Chewing gum assists oral irrigation
between and around the teeth, cleaning and removing particles,
but for teeth in poor condition it may damage or remove loose
fillings as well.
Smoking and chewing tobacco are both linked with multiple dental
hazards. Regular vomiting, as seen in those who practice bulimia,
also causes significant damage.
Retainers- can be cleaned in mouthwash
or denture cleaning fluid. Fluoride-containing, or anti-plaque
(tartar control) toothpastes or mouthwashes may be recommended
by the dentist or dental hygienist. Dental braces may be recommended
by a dentist for best oral hygiene and health. Dentures, retainers,
and other appliances must be kept extremely clean. This includes
regular brushing and may include soaking them in a cleansing solution.
Dental hygienist polishing a patient's
Regular tooth cleaning by the
dental hygienist is recommended to remove tartar (mineralized
plaque) that may develop even with careful brushing and flossing,
especially in areas that are difficult for a patient to reach
on his own at home. Professional cleaning includes tooth scaling
and tooth polishing and debridement if too much tartar has accumulated.
This involves the use of various instruments or devices to loosen
and remove deposits from the teeth.
Most dental hygienists recommend having the teeth professionally
cleaned at least every six months.
More frequent cleaning and examination
may be necessary during the treatment of many of the dental/oral
disorders. Routine examination of the teeth is recommended at
least every year. This may include yearly, select dental X-rays.
See also dental plaque identification procedure and removal.
However, in between cleanings by a dental hygienist, everyone
must have good oral hygiene to support the professional care.
Usually there are no complications to the upkeep of oral hygiene;
however, overly vigorous or incorrectly performed brushing or
flossing may result in injury to the gingiva (gums). Some results
of improper or over vigorous brushing may include: worn-out bristles,

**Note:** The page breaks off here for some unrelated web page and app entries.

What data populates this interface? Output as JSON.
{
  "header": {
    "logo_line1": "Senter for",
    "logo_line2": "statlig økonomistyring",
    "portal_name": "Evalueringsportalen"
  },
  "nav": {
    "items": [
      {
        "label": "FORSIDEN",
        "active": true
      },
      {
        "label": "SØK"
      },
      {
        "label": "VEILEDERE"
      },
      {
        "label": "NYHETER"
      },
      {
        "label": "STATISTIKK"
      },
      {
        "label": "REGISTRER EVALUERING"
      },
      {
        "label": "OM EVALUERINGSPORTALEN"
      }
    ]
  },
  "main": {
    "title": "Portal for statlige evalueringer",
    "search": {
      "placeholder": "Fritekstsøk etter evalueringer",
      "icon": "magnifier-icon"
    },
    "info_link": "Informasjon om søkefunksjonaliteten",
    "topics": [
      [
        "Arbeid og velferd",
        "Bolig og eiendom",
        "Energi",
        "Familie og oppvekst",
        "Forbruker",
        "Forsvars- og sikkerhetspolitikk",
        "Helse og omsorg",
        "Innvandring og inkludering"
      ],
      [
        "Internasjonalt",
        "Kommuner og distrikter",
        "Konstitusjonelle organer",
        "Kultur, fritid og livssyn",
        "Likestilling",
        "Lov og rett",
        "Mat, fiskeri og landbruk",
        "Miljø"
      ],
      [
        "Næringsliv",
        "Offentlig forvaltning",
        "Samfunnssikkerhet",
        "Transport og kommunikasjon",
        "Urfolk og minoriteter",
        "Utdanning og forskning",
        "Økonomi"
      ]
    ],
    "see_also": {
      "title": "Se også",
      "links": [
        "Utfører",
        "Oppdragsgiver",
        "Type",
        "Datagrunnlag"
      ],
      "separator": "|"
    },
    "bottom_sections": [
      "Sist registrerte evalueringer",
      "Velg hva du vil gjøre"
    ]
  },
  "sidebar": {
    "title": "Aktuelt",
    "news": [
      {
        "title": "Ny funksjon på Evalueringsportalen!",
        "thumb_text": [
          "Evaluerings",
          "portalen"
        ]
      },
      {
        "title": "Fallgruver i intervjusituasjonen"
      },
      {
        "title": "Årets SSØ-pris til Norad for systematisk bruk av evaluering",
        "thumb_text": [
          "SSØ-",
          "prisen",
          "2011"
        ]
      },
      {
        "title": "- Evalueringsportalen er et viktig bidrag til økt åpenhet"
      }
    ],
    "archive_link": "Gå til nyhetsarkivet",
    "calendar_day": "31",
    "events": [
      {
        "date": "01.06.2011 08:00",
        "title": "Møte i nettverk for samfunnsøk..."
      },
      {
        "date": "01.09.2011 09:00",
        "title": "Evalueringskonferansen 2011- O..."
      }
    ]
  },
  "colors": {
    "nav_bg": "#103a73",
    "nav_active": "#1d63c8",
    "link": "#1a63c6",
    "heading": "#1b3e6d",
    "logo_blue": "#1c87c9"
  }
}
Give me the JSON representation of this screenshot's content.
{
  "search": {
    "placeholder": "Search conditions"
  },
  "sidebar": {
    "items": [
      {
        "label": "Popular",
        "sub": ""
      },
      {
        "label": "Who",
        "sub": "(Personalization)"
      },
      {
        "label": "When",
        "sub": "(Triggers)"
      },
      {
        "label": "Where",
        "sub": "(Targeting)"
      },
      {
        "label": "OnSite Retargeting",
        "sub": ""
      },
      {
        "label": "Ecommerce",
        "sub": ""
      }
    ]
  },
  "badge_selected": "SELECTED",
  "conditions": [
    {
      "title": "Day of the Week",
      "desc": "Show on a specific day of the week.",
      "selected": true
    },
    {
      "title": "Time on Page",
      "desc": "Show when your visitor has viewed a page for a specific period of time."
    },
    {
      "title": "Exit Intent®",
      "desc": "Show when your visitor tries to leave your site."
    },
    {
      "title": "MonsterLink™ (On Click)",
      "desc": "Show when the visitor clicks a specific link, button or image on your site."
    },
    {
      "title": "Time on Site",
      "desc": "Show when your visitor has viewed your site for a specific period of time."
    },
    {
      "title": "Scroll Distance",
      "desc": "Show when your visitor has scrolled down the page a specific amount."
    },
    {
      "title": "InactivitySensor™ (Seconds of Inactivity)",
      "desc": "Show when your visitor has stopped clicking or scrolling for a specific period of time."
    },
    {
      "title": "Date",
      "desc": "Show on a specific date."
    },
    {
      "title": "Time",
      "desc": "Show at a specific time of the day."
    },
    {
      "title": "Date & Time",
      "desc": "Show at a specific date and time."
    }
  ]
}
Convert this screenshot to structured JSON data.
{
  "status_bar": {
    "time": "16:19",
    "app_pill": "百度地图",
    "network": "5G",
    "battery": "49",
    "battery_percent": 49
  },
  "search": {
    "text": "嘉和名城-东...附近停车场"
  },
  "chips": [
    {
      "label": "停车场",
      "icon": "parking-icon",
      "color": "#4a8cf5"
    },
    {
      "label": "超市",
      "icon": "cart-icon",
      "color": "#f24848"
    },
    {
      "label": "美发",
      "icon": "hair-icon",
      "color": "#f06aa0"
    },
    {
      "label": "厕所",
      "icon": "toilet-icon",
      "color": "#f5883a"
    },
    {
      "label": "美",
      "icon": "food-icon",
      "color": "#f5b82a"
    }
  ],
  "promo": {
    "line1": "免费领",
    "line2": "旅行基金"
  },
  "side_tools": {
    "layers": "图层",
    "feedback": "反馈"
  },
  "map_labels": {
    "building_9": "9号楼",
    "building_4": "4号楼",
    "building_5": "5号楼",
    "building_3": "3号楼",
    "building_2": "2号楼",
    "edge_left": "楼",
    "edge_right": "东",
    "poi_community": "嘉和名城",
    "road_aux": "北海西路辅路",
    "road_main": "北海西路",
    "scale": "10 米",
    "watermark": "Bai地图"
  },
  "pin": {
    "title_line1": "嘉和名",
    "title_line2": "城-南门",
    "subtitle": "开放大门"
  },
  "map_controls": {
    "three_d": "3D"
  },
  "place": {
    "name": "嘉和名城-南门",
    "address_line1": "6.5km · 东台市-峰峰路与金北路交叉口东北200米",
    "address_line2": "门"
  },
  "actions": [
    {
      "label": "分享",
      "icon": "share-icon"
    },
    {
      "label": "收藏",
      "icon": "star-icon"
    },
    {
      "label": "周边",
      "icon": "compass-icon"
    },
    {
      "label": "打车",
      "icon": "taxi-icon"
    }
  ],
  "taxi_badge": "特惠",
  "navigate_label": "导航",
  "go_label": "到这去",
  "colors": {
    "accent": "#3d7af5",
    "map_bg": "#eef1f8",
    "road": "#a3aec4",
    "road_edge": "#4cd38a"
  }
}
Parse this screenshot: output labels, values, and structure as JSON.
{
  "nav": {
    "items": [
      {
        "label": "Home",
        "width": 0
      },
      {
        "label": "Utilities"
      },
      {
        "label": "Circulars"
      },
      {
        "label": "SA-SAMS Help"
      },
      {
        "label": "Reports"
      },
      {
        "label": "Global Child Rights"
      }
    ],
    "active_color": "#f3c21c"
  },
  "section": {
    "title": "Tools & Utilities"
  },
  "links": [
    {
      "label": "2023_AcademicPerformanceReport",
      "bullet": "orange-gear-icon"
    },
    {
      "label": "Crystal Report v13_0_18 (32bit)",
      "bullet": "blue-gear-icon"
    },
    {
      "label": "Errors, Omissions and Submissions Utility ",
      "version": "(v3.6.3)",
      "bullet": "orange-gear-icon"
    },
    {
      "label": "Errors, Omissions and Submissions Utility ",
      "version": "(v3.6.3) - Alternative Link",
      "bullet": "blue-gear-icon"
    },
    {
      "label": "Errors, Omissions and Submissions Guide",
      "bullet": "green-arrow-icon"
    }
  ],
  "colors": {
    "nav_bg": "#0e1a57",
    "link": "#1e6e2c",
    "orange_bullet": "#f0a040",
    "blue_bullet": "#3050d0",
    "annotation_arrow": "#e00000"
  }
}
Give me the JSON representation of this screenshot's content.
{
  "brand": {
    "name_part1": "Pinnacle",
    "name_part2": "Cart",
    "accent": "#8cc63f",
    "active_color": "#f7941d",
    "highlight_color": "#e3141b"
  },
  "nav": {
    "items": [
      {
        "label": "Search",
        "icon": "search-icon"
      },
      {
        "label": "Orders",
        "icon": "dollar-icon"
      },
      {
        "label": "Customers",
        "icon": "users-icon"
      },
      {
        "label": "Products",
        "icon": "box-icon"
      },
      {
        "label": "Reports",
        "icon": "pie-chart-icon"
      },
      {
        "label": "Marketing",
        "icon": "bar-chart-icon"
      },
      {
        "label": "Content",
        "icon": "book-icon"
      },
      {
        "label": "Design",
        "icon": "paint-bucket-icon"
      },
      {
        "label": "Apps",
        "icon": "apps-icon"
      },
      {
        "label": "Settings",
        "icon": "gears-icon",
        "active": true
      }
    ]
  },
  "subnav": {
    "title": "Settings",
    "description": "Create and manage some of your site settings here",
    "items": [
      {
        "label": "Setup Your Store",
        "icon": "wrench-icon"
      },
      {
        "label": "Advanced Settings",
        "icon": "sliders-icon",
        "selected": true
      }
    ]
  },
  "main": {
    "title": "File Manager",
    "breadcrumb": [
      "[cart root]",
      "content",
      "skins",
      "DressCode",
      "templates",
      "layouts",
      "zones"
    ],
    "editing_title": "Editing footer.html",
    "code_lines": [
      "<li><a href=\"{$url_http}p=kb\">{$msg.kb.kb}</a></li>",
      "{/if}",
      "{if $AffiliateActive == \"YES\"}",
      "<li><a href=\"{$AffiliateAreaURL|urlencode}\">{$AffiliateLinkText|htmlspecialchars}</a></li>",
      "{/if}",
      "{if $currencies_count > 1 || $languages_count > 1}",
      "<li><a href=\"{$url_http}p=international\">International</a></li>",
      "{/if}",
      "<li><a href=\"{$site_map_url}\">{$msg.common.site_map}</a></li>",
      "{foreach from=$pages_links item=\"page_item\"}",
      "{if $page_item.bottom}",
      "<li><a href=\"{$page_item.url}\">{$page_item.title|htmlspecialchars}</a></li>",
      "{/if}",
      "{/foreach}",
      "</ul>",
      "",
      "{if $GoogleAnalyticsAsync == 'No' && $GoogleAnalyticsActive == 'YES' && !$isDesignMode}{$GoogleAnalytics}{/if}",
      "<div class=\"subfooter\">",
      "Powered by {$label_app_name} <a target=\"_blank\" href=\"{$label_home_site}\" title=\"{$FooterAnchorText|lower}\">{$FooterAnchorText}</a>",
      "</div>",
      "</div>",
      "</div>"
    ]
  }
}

unusually sore gums, damage to enamel of teeth, gingivitis and
One should always call the dentist or dental hygienist if instructions
or demonstration of proper care.